However, if you’re sifting through rocky terrain, perhaps these ‘red flags’ will help move the thinking process along.
- You feel drained.There are friends who tend to emit negative energy, and pull you into their vortex of unhealthy habits. Is an emotional investment, in this case, worth it? Maybe it is, but if you’re unsure that your bond outshines these issues, it might be time to walk away.
- You feel a lack of support.Even if others disagree with our choices, we hope to still feel supported and accepted for who we are, and what we do. It’s difficult to remain in a friendship with someone who’s (more often than not) judgmental.
- You feel personally slighted.We’re all familiar with those who uphold different world views, religious beliefs and political ideologies. Contrary opinions comprise the conversation and passionate ‘debate’ may ensue. The conflict arises when words get personal. One moment you’re disagreeing about the underpinnings of global warming, and the next moment, you’re being called an idiot. Sometimes it’s best to steer clear from hot button topics altogether, but if you notice this kind of oppositional approach continually permeating dialogue, a friendship can definitely become strained.
- You feel uncomfortable in the other person’s presence. Discomfort around certain people may manifest physically, according to Dr. Irene S. Levine’s 2013 video.
You dread being around this person and start to develop headaches and stomachaches, which could be a clear indication that your relationship is questionable. “I think most friends would be very upset if their friend was not understanding, not sensitive, took advantage of them, wasn’t available – so there are a number of things that can make a friendship feel uncomfortable,” Levine noted.
- You question their authenticity. I think that this is a serious implication that something isn’t right. If you’re wondering whether your friend genuinely wants to be your friend, then that sounds like a recipe for disaster. Observe carefully; do their actions and words correlate?

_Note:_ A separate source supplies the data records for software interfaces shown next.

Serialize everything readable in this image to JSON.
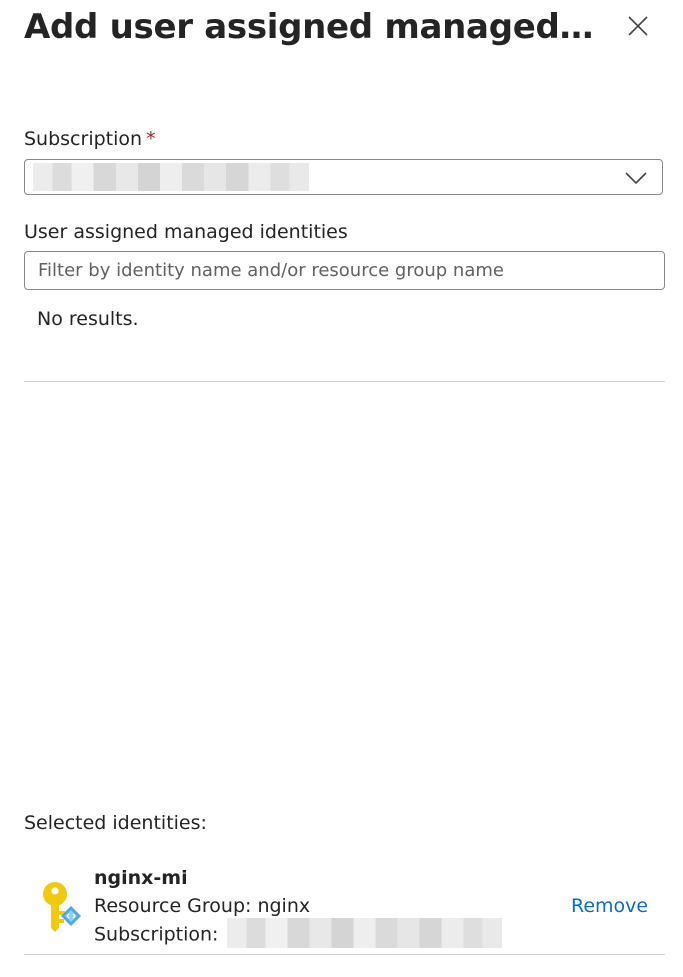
{
  "panel": {
    "title": "Add user assigned managed i..."
  },
  "subscription": {
    "label": "Subscription",
    "required_marker": "*"
  },
  "identities": {
    "label": "User assigned managed identities",
    "filter_placeholder": "Filter by identity name and/or resource group name",
    "filter_value": "",
    "empty_message": "No results."
  },
  "selected": {
    "label": "Selected identities:",
    "items": [
      {
        "name": "nginx-mi",
        "resource_group": "Resource Group: nginx",
        "subscription_label": "Subscription:",
        "remove_label": "Remove"
      }
    ]
  },
  "colors": {
    "link": "#0f6cbd",
    "required": "#a4262c",
    "key_icon": "#f2c811",
    "badge": "#50a8e0"
  },
  "icons": {
    "close": "close-icon",
    "dropdown": "chevron-down-icon",
    "identity": "managed-identity-key-icon"
  }
}
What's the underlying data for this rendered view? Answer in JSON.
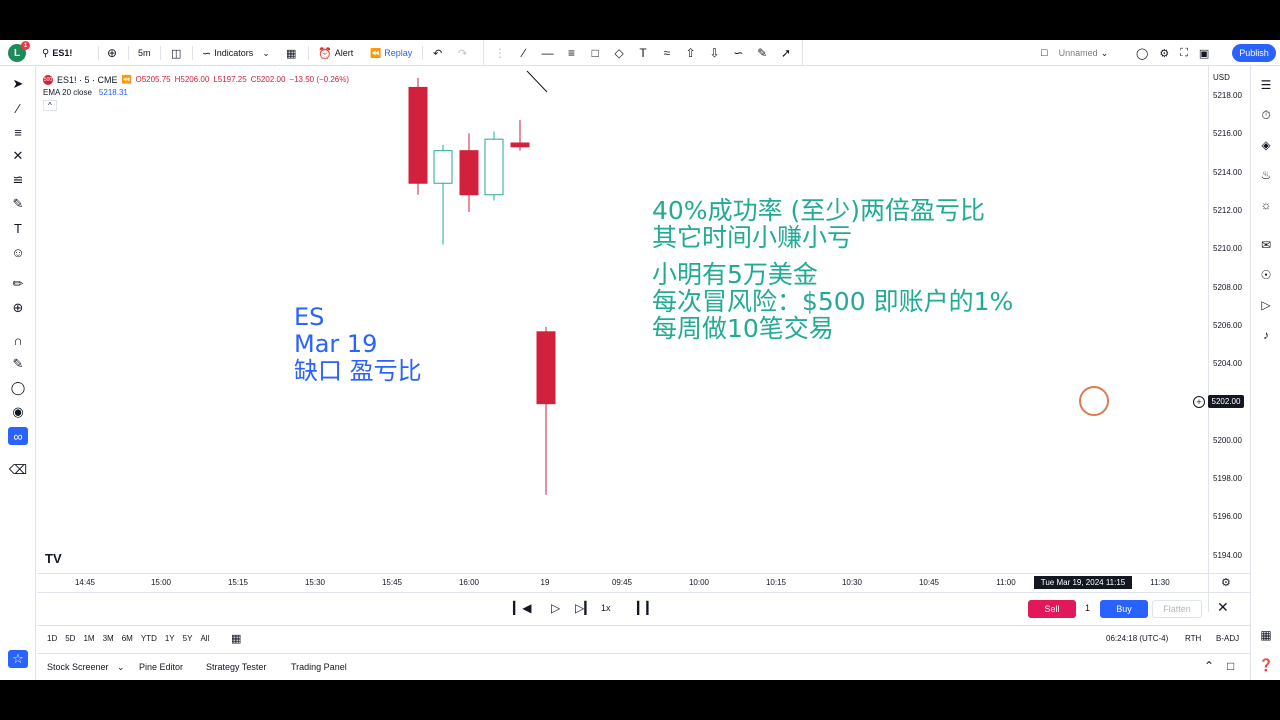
{
  "topbar": {
    "avatar_letter": "L",
    "avatar_badge": "1",
    "symbol": "ES1!",
    "interval": "5m",
    "indicators_label": "Indicators",
    "alert_label": "Alert",
    "replay_label": "Replay",
    "layout_name": "Unnamed",
    "publish_label": "Publish"
  },
  "legend": {
    "symbol_badge": "500",
    "symbol_line": "ES1! · 5 · CME",
    "open": "O5205.75",
    "high": "H5206.00",
    "low": "L5197.25",
    "close": "C5202.00",
    "change": "−13.50 (−0.26%)",
    "ema_label": "EMA 20 close",
    "ema_value": "5218.31",
    "collapse": "^"
  },
  "price_axis": {
    "currency": "USD",
    "ticks": [
      "5218.00",
      "5216.00",
      "5214.00",
      "5212.00",
      "5210.00",
      "5208.00",
      "5206.00",
      "5204.00",
      "5202.00",
      "5200.00",
      "5198.00",
      "5196.00",
      "5194.00"
    ],
    "current_price": "5202.00"
  },
  "time_axis": {
    "ticks": [
      "14:45",
      "15:00",
      "15:15",
      "15:30",
      "15:45",
      "16:00",
      "19",
      "09:45",
      "10:00",
      "10:15",
      "10:30",
      "10:45",
      "11:00",
      "11:15",
      "11:30"
    ],
    "cursor_label": "Tue Mar 19, 2024  11:15"
  },
  "chart_data": {
    "type": "candlestick",
    "price_range": [
      5193,
      5219
    ],
    "candles": [
      {
        "time": "15:55",
        "open": 5218.5,
        "high": 5219.0,
        "low": 5212.9,
        "close": 5213.5
      },
      {
        "time": "16:00",
        "open": 5213.5,
        "high": 5215.5,
        "low": 5210.3,
        "close": 5215.2
      },
      {
        "time": "16:05",
        "open": 5215.2,
        "high": 5216.1,
        "low": 5212.0,
        "close": 5212.9
      },
      {
        "time": "16:10",
        "open": 5212.9,
        "high": 5216.2,
        "low": 5212.6,
        "close": 5215.8
      },
      {
        "time": "16:15",
        "open": 5215.6,
        "high": 5216.8,
        "low": 5215.2,
        "close": 5215.4
      },
      {
        "time": "09:30",
        "open": 5205.75,
        "high": 5206.0,
        "low": 5197.25,
        "close": 5202.0
      }
    ]
  },
  "annotations": {
    "green_lines": [
      "40%成功率 (至少)两倍盈亏比",
      "其它时间小赚小亏",
      "",
      "小明有5万美金",
      "每次冒风险：$500 即账户的1%",
      "每周做10笔交易"
    ],
    "blue_lines": [
      "ES",
      "Mar 19",
      "缺口  盈亏比"
    ]
  },
  "replay": {
    "speed": "1x",
    "sell_label": "Sell",
    "quantity": "1",
    "buy_label": "Buy",
    "flatten_label": "Flatten"
  },
  "ranges": {
    "items": [
      "1D",
      "5D",
      "1M",
      "3M",
      "6M",
      "YTD",
      "1Y",
      "5Y",
      "All"
    ],
    "clock": "06:24:18 (UTC-4)",
    "session": "RTH",
    "adjust": "B-ADJ"
  },
  "bottom_tabs": {
    "items": [
      "Stock Screener",
      "Pine Editor",
      "Strategy Tester",
      "Trading Panel"
    ]
  },
  "colors": {
    "bear": "#d1213c",
    "bull_border": "#22ab94",
    "accent": "#2962ff",
    "note_green": "#22ab94"
  }
}
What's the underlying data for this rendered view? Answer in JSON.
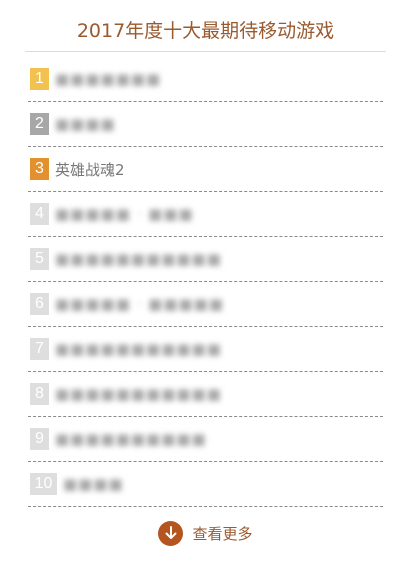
{
  "title": "2017年度十大最期待移动游戏",
  "colors": {
    "title": "#9a5a2e",
    "rank_gold": "#f2c14e",
    "rank_silver": "#a7a7a7",
    "rank_bronze": "#e3902f",
    "rank_other": "#dedede",
    "more_icon": "#b4541f"
  },
  "items": [
    {
      "rank": "1",
      "name": "",
      "blurred": true,
      "rank_color": "#f2c14e"
    },
    {
      "rank": "2",
      "name": "",
      "blurred": true,
      "rank_color": "#a7a7a7"
    },
    {
      "rank": "3",
      "name": "英雄战魂2",
      "blurred": false,
      "rank_color": "#e3902f"
    },
    {
      "rank": "4",
      "name": "",
      "blurred": true,
      "rank_color": "#dedede"
    },
    {
      "rank": "5",
      "name": "",
      "blurred": true,
      "rank_color": "#dedede"
    },
    {
      "rank": "6",
      "name": "",
      "blurred": true,
      "rank_color": "#dedede"
    },
    {
      "rank": "7",
      "name": "",
      "blurred": true,
      "rank_color": "#dedede"
    },
    {
      "rank": "8",
      "name": "",
      "blurred": true,
      "rank_color": "#dedede"
    },
    {
      "rank": "9",
      "name": "",
      "blurred": true,
      "rank_color": "#dedede"
    },
    {
      "rank": "10",
      "name": "",
      "blurred": true,
      "rank_color": "#dedede"
    }
  ],
  "more": {
    "label": "查看更多",
    "icon": "arrow-down-circle-icon"
  }
}
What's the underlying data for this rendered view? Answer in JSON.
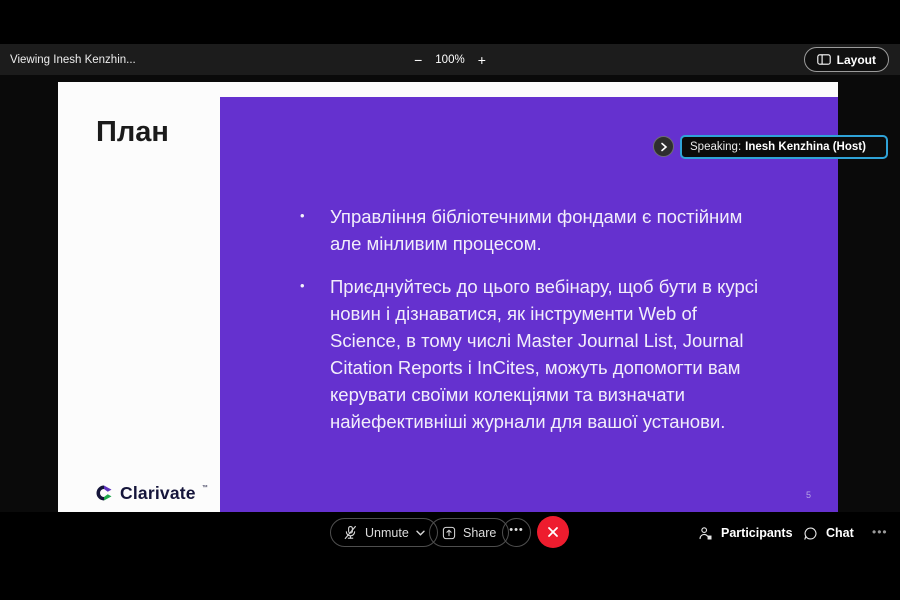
{
  "colors": {
    "slide-purple": "#6531cf",
    "leave-red": "#ee1c2e",
    "speaking-border": "#2fa3d8",
    "clarivate-purple": "#5e33bf",
    "clarivate-green": "#1fa84b",
    "clarivate-navy": "#15153a"
  },
  "top_bar": {
    "viewing_label": "Viewing Inesh Kenzhin...",
    "zoom_out_glyph": "−",
    "zoom_level": "100%",
    "zoom_in_glyph": "+",
    "layout_label": "Layout"
  },
  "speaking_indicator": {
    "chevron_glyph": "›",
    "prefix": "Speaking:",
    "name": "Inesh Kenzhina (Host)"
  },
  "slide": {
    "title": "План",
    "bullet_marker": "•",
    "bullets": [
      {
        "text": "Управління бібліотечними фондами є постійним але мінливим процесом."
      },
      {
        "text": "Приєднуйтесь до цього вебінару, щоб бути в курсі новин і дізнаватися, як інструменти Web of Science,  в тому числі Master Journal List, Journal Citation Reports і InCites, можуть допомогти вам керувати своїми колекціями та визначати найефективніші журнали для вашої установи."
      }
    ],
    "logo_text": "Clarivate",
    "logo_tm": "™",
    "page_number": "5"
  },
  "toolbar": {
    "unmute_label": "Unmute",
    "share_label": "Share",
    "more_glyph": "•••",
    "participants_label": "Participants",
    "chat_label": "Chat",
    "overflow_glyph": "•••"
  }
}
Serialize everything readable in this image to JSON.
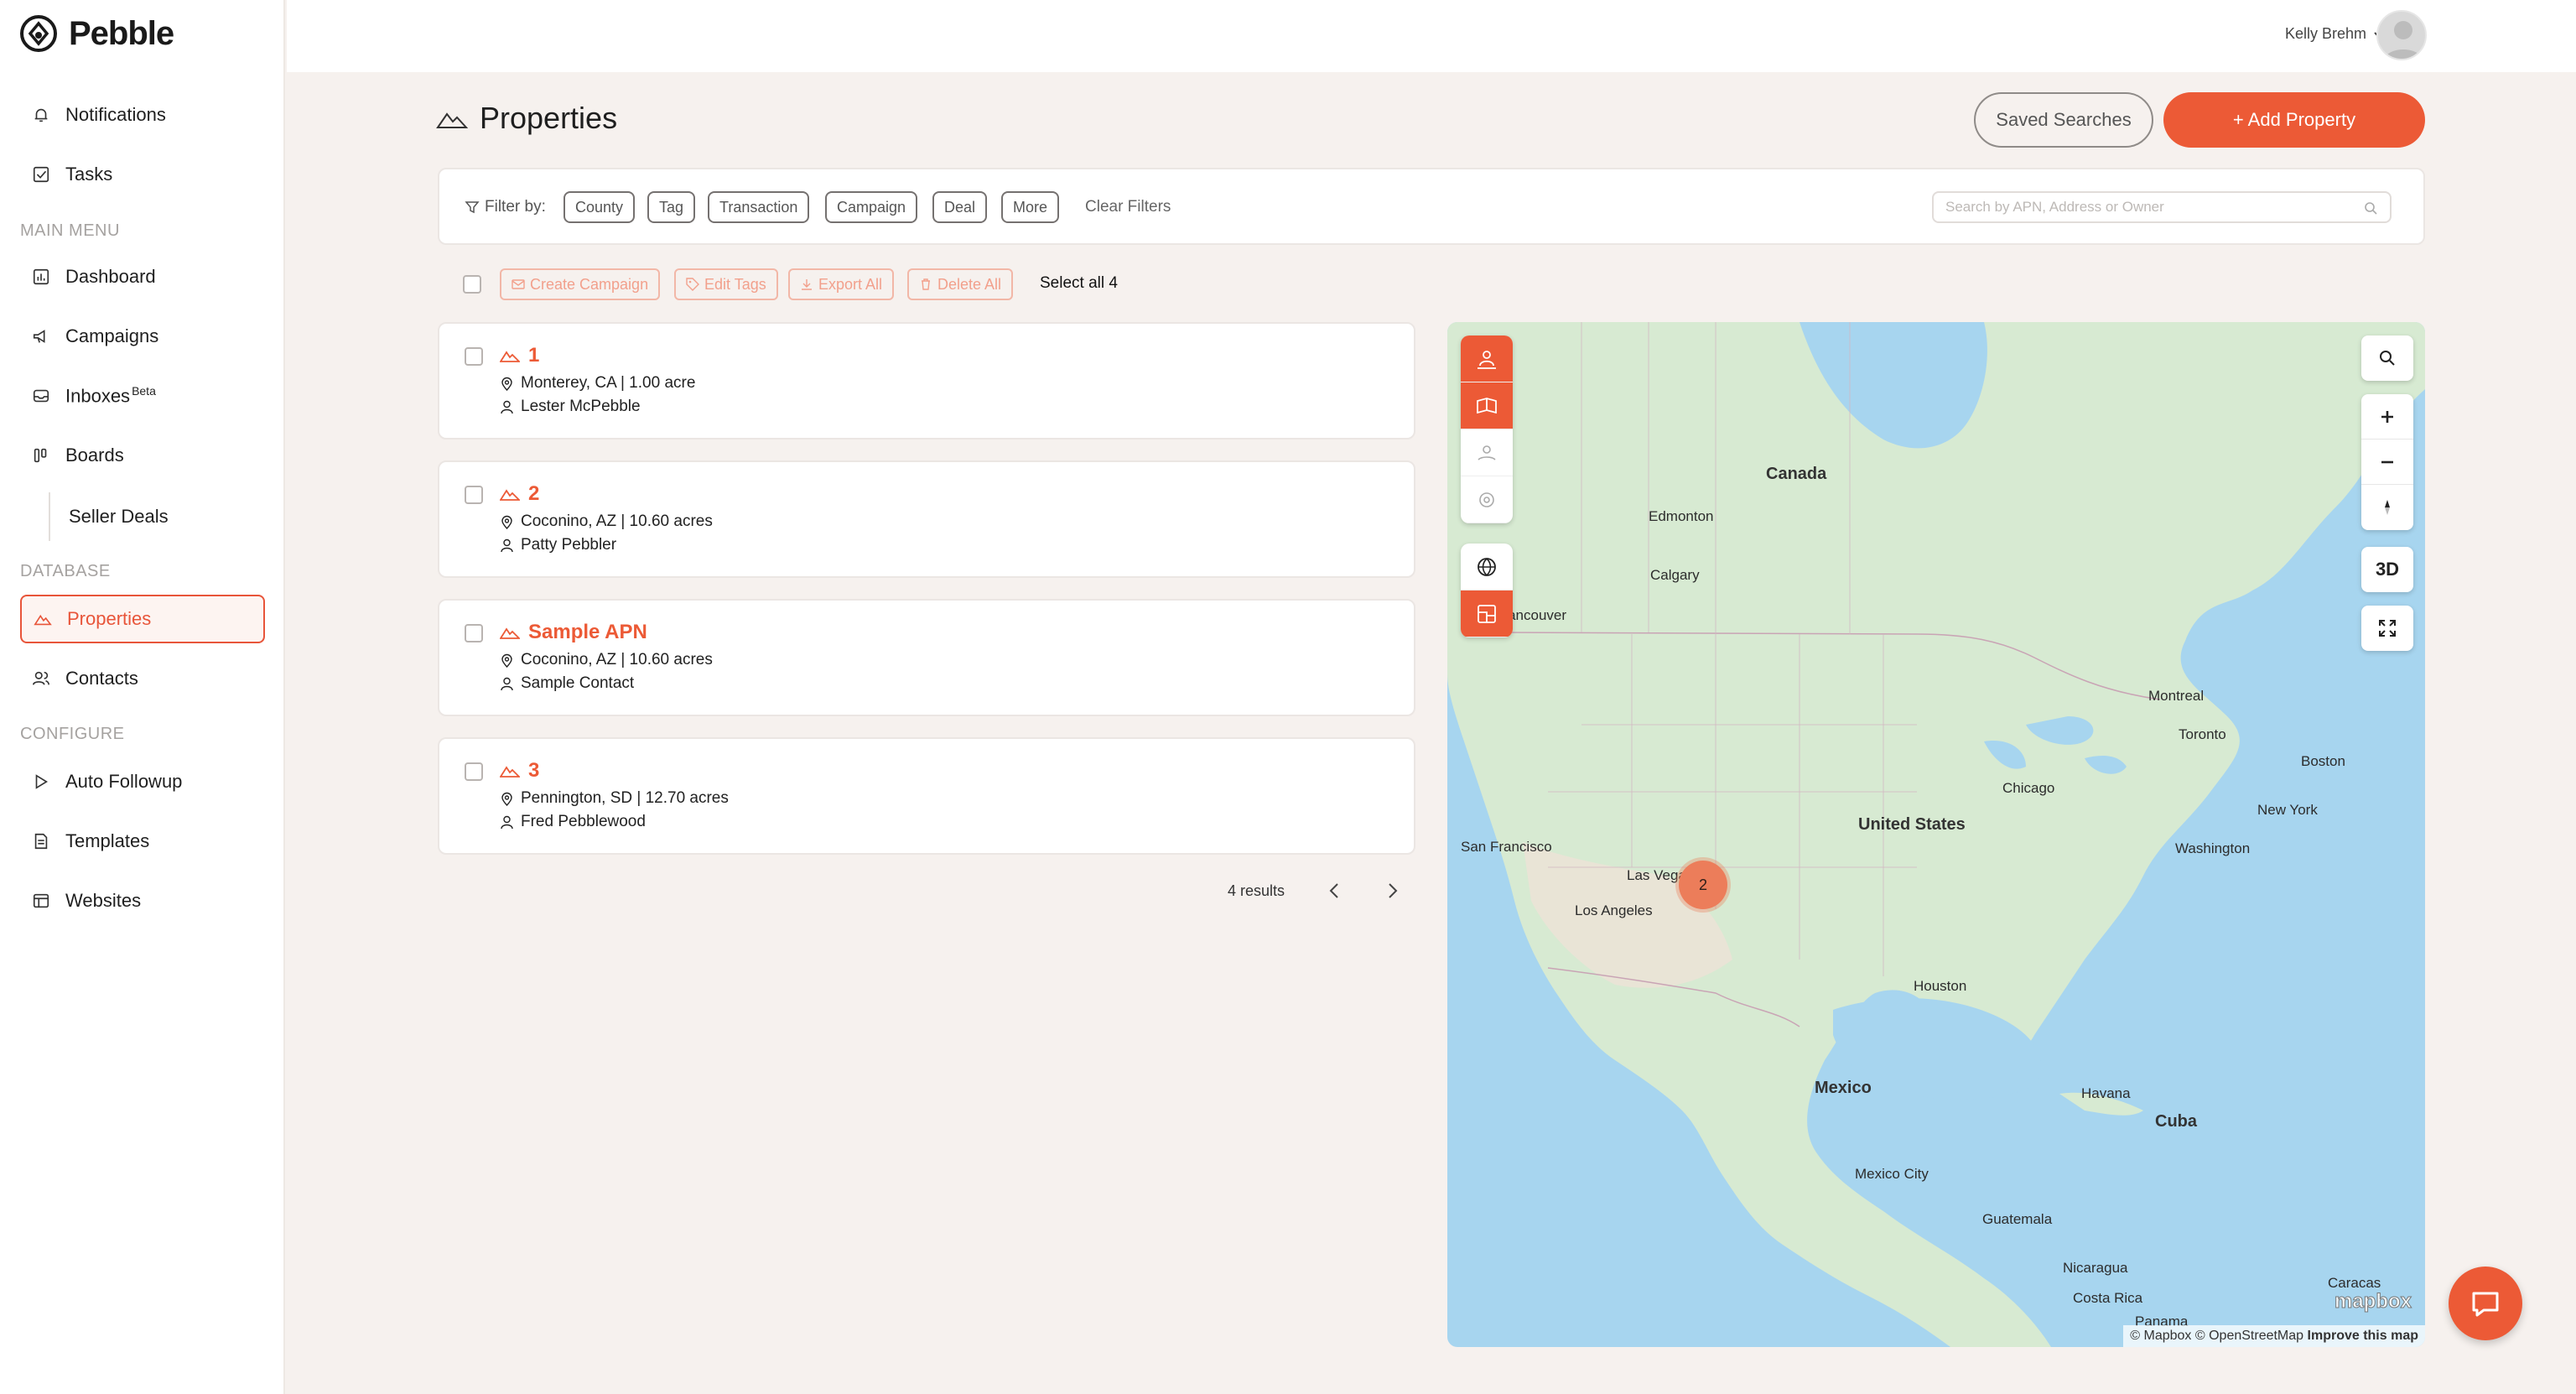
{
  "app": {
    "name": "Pebble"
  },
  "sidebar": {
    "items": [
      {
        "label": "Notifications",
        "icon": "bell-icon"
      },
      {
        "label": "Tasks",
        "icon": "checkbox-icon"
      },
      {
        "label": "Dashboard",
        "icon": "dashboard-icon"
      },
      {
        "label": "Campaigns",
        "icon": "megaphone-icon"
      },
      {
        "label": "Inboxes",
        "badge": "Beta",
        "icon": "inbox-icon"
      },
      {
        "label": "Boards",
        "icon": "boards-icon"
      },
      {
        "label": "Seller Deals"
      },
      {
        "label": "Properties",
        "icon": "mountain-icon",
        "active": true
      },
      {
        "label": "Contacts",
        "icon": "contacts-icon"
      },
      {
        "label": "Auto Followup",
        "icon": "play-icon"
      },
      {
        "label": "Templates",
        "icon": "document-icon"
      },
      {
        "label": "Websites",
        "icon": "website-icon"
      }
    ],
    "sections": {
      "main": "MAIN MENU",
      "database": "DATABASE",
      "configure": "CONFIGURE"
    }
  },
  "header": {
    "user_name": "Kelly Brehm"
  },
  "page": {
    "title": "Properties",
    "saved_searches": "Saved Searches",
    "add_property": "+ Add Property"
  },
  "filters": {
    "label": "Filter by:",
    "chips": [
      "County",
      "Tag",
      "Transaction",
      "Campaign",
      "Deal",
      "More"
    ],
    "clear": "Clear Filters",
    "search_placeholder": "Search by APN, Address or Owner"
  },
  "bulk": {
    "create_campaign": "Create Campaign",
    "edit_tags": "Edit Tags",
    "export_all": "Export All",
    "delete_all": "Delete All",
    "select_all": "Select all 4"
  },
  "properties": [
    {
      "title": "1",
      "location": "Monterey, CA | 1.00 acre",
      "owner": "Lester McPebble"
    },
    {
      "title": "2",
      "location": "Coconino, AZ | 10.60 acres",
      "owner": "Patty Pebbler"
    },
    {
      "title": "Sample APN",
      "location": "Coconino, AZ | 10.60 acres",
      "owner": "Sample Contact"
    },
    {
      "title": "3",
      "location": "Pennington, SD | 12.70 acres",
      "owner": "Fred Pebblewood"
    }
  ],
  "pagination": {
    "results": "4 results"
  },
  "map": {
    "countries": [
      "Canada",
      "United States",
      "Mexico",
      "Cuba"
    ],
    "cities": [
      "Edmonton",
      "Calgary",
      "Vancouver",
      "Montreal",
      "Toronto",
      "Boston",
      "New York",
      "Washington",
      "Chicago",
      "San Francisco",
      "Las Vegas",
      "Los Angeles",
      "Houston",
      "Havana",
      "Mexico City",
      "Guatemala",
      "Nicaragua",
      "Costa Rica",
      "Panama",
      "Caracas"
    ],
    "cluster_count": "2",
    "control_3d": "3D",
    "attribution": "© Mapbox © OpenStreetMap",
    "improve": "Improve this map",
    "logo": "mapbox"
  },
  "colors": {
    "accent": "#ec5a36",
    "background": "#f6f1ee"
  }
}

I spoke with Alexandra Raffo, a behavioral therapist, who shed light on the subject matter and shared her own experience as well.
“As horrible as toxic friendships are, they are also very important,” she said.
“These friendships teach you a lot about yourself by presenting you with a challenge that either forces you to crumble or grow stronger. The toxic friend I had backstabbed me by spreading false rumors, belittled me in front of other people to show off, and tried to tear me down whenever something good happened to me. I definitely think I became a better judge of character because of this and learned how to stick up for myself.”
I have to stress once more that the aforementioned signals of toxicity may not land on your own list; we all have various opinions and that’s what makes the world go round. However, if you do resonate with these signs, it might make sense to discuss any concerns with your friend in order to gauge whether the friendship can be preserved, at least in some capacity. If you truly feel that it’s time to break ties, though, listen to that inner voice.
Suval, L. (2015). Recognizing When Friendships Become Toxic. Psych Central. Retrieved on February 9, 2016, from http://psychcentral.com/blog/archives/2014/03/12/recognizing-when-friendships-become-toxic/